1491811377238 - Education support workers start first mediation for fair pay
Education

Education support workers start first mediation for fair pay

A 10-year fight for pay equity for those who dedicate their time to helping children with learning difficulties has reached historic mediation with the Ministry of Education, with talks getting under way in Wellington. 

Three education support workers, Kathy Power, Mary Jones and Denise Tetzlaff, are using pay equity mediation set up by the Government to push for fairer wages. 

Their fight follows that of Kristine Bartlett, an aged care worker from Lower Hutt, who argued in court that her employer was underpaying staff because of the high percentage of female employees. 

This resulted in the Government introducing legislation late last year that meant employees could file pay equity claims directly with their employer, rather than through the courts. 

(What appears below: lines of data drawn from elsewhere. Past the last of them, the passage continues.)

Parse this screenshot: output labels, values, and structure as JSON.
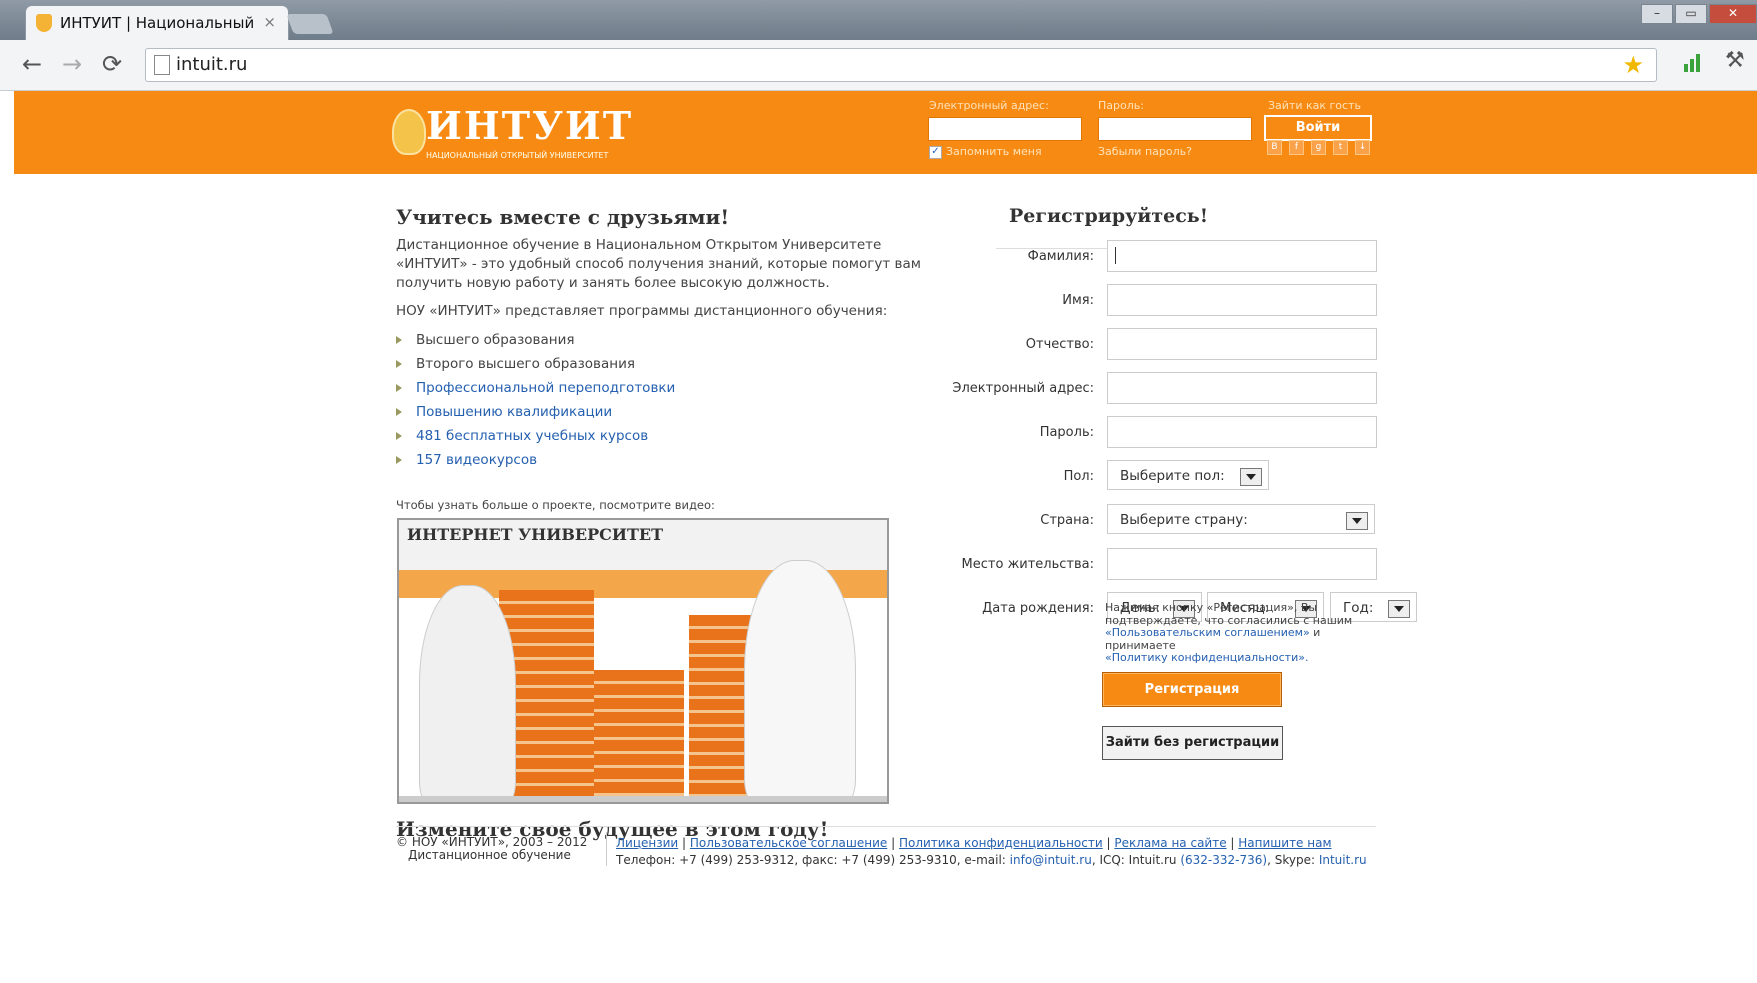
{
  "browser": {
    "tab_title": "ИНТУИТ | Национальный",
    "tab_close": "×",
    "url": "intuit.ru",
    "back_icon": "←",
    "forward_icon": "→",
    "reload_icon": "⟳",
    "star_icon": "★",
    "wrench_icon": "🔧"
  },
  "header": {
    "logo_text": "ИНТУИТ",
    "logo_subtext": "НАЦИОНАЛЬНЫЙ ОТКРЫТЫЙ УНИВЕРСИТЕТ",
    "email_label": "Электронный адрес:",
    "password_label": "Пароль:",
    "guest_label": "Зайти как гость",
    "remember_label": "Запомнить меня",
    "forgot_label": "Забыли пароль?",
    "login_button": "Войти",
    "social": [
      "В",
      "f",
      "g",
      "t",
      "↓"
    ]
  },
  "left": {
    "heading": "Учитесь вместе с друзьями!",
    "intro": [
      "Дистанционное обучение в Национальном Открытом Университете",
      "«ИНТУИТ» - это удобный способ получения знаний, которые помогут вам",
      "получить новую работу и занять более высокую должность."
    ],
    "programs_intro": "НОУ «ИНТУИТ» представляет программы дистанционного обучения:",
    "programs": [
      {
        "label": "Высшего образования",
        "link": false
      },
      {
        "label": "Второго высшего образования",
        "link": false
      },
      {
        "label": "Профессиональной переподготовки",
        "link": true
      },
      {
        "label": "Повышению квалификации",
        "link": true
      },
      {
        "label": "481 бесплатных учебных курсов",
        "link": true
      },
      {
        "label": "157 видеокурсов",
        "link": true
      }
    ],
    "video_caption": "Чтобы узнать больше о проекте, посмотрите видео:",
    "video_brand": "ИНТЕРНЕТ УНИВЕРСИТЕТ",
    "bottom_heading": "Измените свое будущее в этом году!"
  },
  "form": {
    "heading": "Регистрируйтесь!",
    "fields": {
      "last_name": "Фамилия:",
      "first_name": "Имя:",
      "middle_name": "Отчество:",
      "email": "Электронный адрес:",
      "password": "Пароль:",
      "gender": "Пол:",
      "country": "Страна:",
      "residence": "Место жительства:",
      "birthdate": "Дата рождения:"
    },
    "gender_value": "Выберите пол:",
    "country_value": "Выберите страну:",
    "day_value": "День:",
    "month_value": "Месяц:",
    "year_value": "Год:",
    "agree_1": "Нажимая кнопку «Регистрация», Вы подтверждаете, что согласились с нашим",
    "agree_link1": "«Пользовательским соглашением»",
    "agree_2": " и принимаете",
    "agree_link2": "«Политику конфиденциальности».",
    "register_button": "Регистрация",
    "guest_button": "Зайти без регистрации"
  },
  "footer": {
    "copyright": "© НОУ «ИНТУИТ», 2003 – 2012",
    "copyright_sub": "Дистанционное обучение",
    "links": [
      "Лицензии",
      "Пользовательское соглашение",
      "Политика конфиденциальности",
      "Реклама на сайте",
      "Напишите нам"
    ],
    "contact_prefix": "Телефон: +7 (499) 253-9312, факс: +7 (499) 253-9310, e-mail: ",
    "email": "info@intuit.ru",
    "icq_prefix": ", ICQ: Intuit.ru ",
    "icq": "(632-332-736)",
    "skype_prefix": ", Skype: ",
    "skype": "Intuit.ru"
  }
}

READ MORE: * Alison Mau: Pay support staff like prison guards  * Teachers’ union takes legal action over gender pay gap for support workers * Government in mediation with midwives over gender pay discrimination * Peter Cullen: Kristine Bartlett demanded equal pay for work of equal value regardless of gender

On Monday morning the women gathered at the NZEI Union headquarters in Wellington, and spoke of thier roles and how challenging they could be. The teachers’ union is a party in the mediation hearing. 

It was a huge responsibility, and could be tiring, especially when sometime staff were hit or bitten, Power said. 

“Support workers like me need to be recognised and valued for what we do.” 

The starting hourly rate for a support worker was just over $16, but for someone who had done it “thousands of years” like Power, it reached $19. 

The low wages meant it was hard to keep skilled support workers in the in the job, Jones said. 

“Because we’re not valued well enough, people move on,” she said. 

Mother Sarah Martin took the opportunity to lend her support to the cause, and say thanks on behalf of parents for the work support workers do. Her 6-year-old son has dyspraxia. 

“When your child is diagnosed with a learning need and it means his life is going to be a struggle, it’s a moment of quite deep sadness and worry as you think about his life ahead, and the obstacles he’ll face.” 

The support Martin and her family has received, as well as her son, had made the journey easier. 

The mediation that started on Monday is expected to take two days, but it’s not clear when an outcome will be known.